DATA SUPPLIED:
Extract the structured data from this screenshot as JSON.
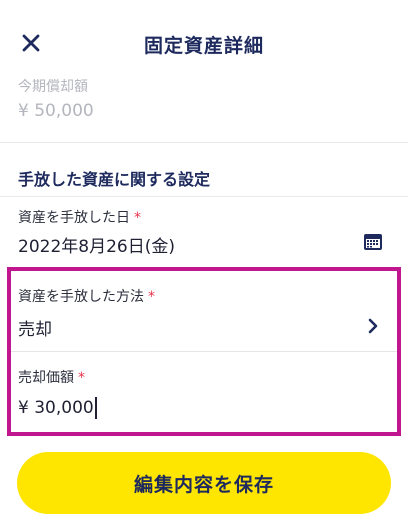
{
  "header": {
    "title": "固定資産詳細",
    "close_icon": "close-icon"
  },
  "current_depreciation": {
    "label": "今期償却額",
    "value": "¥ 50,000"
  },
  "section": {
    "title": "手放した資産に関する設定"
  },
  "disposal_date": {
    "label": "資産を手放した日",
    "required_mark": "*",
    "value": "2022年8月26日(金)",
    "icon": "calendar-icon"
  },
  "disposal_method": {
    "label": "資産を手放した方法",
    "required_mark": "*",
    "value": "売却",
    "icon": "chevron-right-icon"
  },
  "sale_price": {
    "label": "売却価額",
    "required_mark": "*",
    "value": "¥ 30,000"
  },
  "save_button": {
    "label": "編集内容を保存"
  },
  "colors": {
    "accent_navy": "#1e2a5e",
    "required_red": "#e8334a",
    "highlight_magenta": "#c0168f",
    "button_yellow": "#ffe600"
  }
}
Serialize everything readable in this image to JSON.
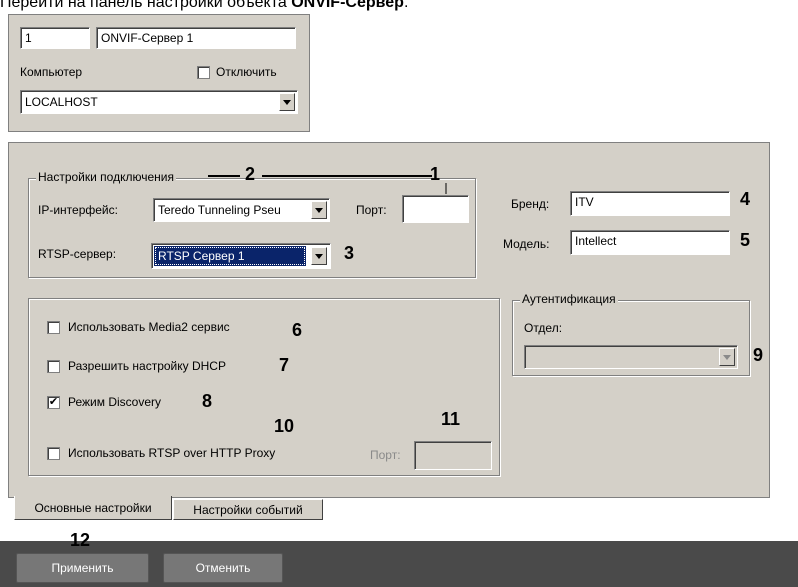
{
  "caption": {
    "prefix": "Перейти на панель настройки объекта ",
    "bold": "ONVIF-Сервер",
    "suffix": "."
  },
  "header": {
    "object_id": "1",
    "object_name": "ONVIF-Сервер 1",
    "computer_label": "Компьютер",
    "disable_label": "Отключить",
    "disable_checked": false,
    "computer_value": "LOCALHOST"
  },
  "connection": {
    "group_title": "Настройки подключения",
    "ip_label": "IP-интерфейс:",
    "ip_value": "Teredo Tunneling Pseu",
    "port_label": "Порт:",
    "port_value": "",
    "rtsp_label": "RTSP-сервер:",
    "rtsp_value": "RTSP Сервер 1",
    "brand_label": "Бренд:",
    "brand_value": "ITV",
    "model_label": "Модель:",
    "model_value": "Intellect"
  },
  "options": {
    "media2_label": "Использовать Media2 сервис",
    "media2_checked": false,
    "dhcp_label": "Разрешить настройку DHCP",
    "dhcp_checked": false,
    "discovery_label": "Режим Discovery",
    "discovery_checked": true,
    "rtsp_http_label": "Использовать RTSP over HTTP Proxy",
    "rtsp_http_checked": false,
    "proxy_port_label": "Порт:",
    "proxy_port_value": ""
  },
  "auth": {
    "group_title": "Аутентификация",
    "dept_label": "Отдел:",
    "dept_value": ""
  },
  "tabs": [
    "Основные настройки",
    "Настройки событий"
  ],
  "footer": {
    "apply_label": "Применить",
    "cancel_label": "Отменить"
  },
  "callouts": {
    "n1": "1",
    "n2": "2",
    "n3": "3",
    "n4": "4",
    "n5": "5",
    "n6": "6",
    "n7": "7",
    "n8": "8",
    "n9": "9",
    "n10": "10",
    "n11": "11",
    "n12": "12"
  }
}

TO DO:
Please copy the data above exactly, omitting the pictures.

TASK RESPONSE:
Extract the structured data from this screenshot as JSON.
{
  "header": {
    "title": "固定資産詳細",
    "close_icon": "close-icon"
  },
  "current_depreciation": {
    "label": "今期償却額",
    "value": "¥ 50,000"
  },
  "section": {
    "title": "手放した資産に関する設定"
  },
  "disposal_date": {
    "label": "資産を手放した日",
    "required_mark": "*",
    "value": "2022年8月26日(金)",
    "icon": "calendar-icon"
  },
  "disposal_method": {
    "label": "資産を手放した方法",
    "required_mark": "*",
    "value": "売却",
    "icon": "chevron-right-icon"
  },
  "sale_price": {
    "label": "売却価額",
    "required_mark": "*",
    "value": "¥ 30,000"
  },
  "save_button": {
    "label": "編集内容を保存"
  },
  "colors": {
    "accent_navy": "#1e2a5e",
    "required_red": "#e8334a",
    "highlight_magenta": "#c0168f",
    "button_yellow": "#ffe600"
  }
}
Serialize everything readable in this image to JSON.
{
  "caption": {
    "prefix": "Перейти на панель настройки объекта ",
    "bold": "ONVIF-Сервер",
    "suffix": "."
  },
  "header": {
    "object_id": "1",
    "object_name": "ONVIF-Сервер 1",
    "computer_label": "Компьютер",
    "disable_label": "Отключить",
    "disable_checked": false,
    "computer_value": "LOCALHOST"
  },
  "connection": {
    "group_title": "Настройки подключения",
    "ip_label": "IP-интерфейс:",
    "ip_value": "Teredo Tunneling Pseu",
    "port_label": "Порт:",
    "port_value": "",
    "rtsp_label": "RTSP-сервер:",
    "rtsp_value": "RTSP Сервер 1",
    "brand_label": "Бренд:",
    "brand_value": "ITV",
    "model_label": "Модель:",
    "model_value": "Intellect"
  },
  "options": {
    "media2_label": "Использовать Media2 сервис",
    "media2_checked": false,
    "dhcp_label": "Разрешить настройку DHCP",
    "dhcp_checked": false,
    "discovery_label": "Режим Discovery",
    "discovery_checked": true,
    "rtsp_http_label": "Использовать RTSP over HTTP Proxy",
    "rtsp_http_checked": false,
    "proxy_port_label": "Порт:",
    "proxy_port_value": ""
  },
  "auth": {
    "group_title": "Аутентификация",
    "dept_label": "Отдел:",
    "dept_value": ""
  },
  "tabs": [
    "Основные настройки",
    "Настройки событий"
  ],
  "footer": {
    "apply_label": "Применить",
    "cancel_label": "Отменить"
  },
  "callouts": {
    "n1": "1",
    "n2": "2",
    "n3": "3",
    "n4": "4",
    "n5": "5",
    "n6": "6",
    "n7": "7",
    "n8": "8",
    "n9": "9",
    "n10": "10",
    "n11": "11",
    "n12": "12"
  }
}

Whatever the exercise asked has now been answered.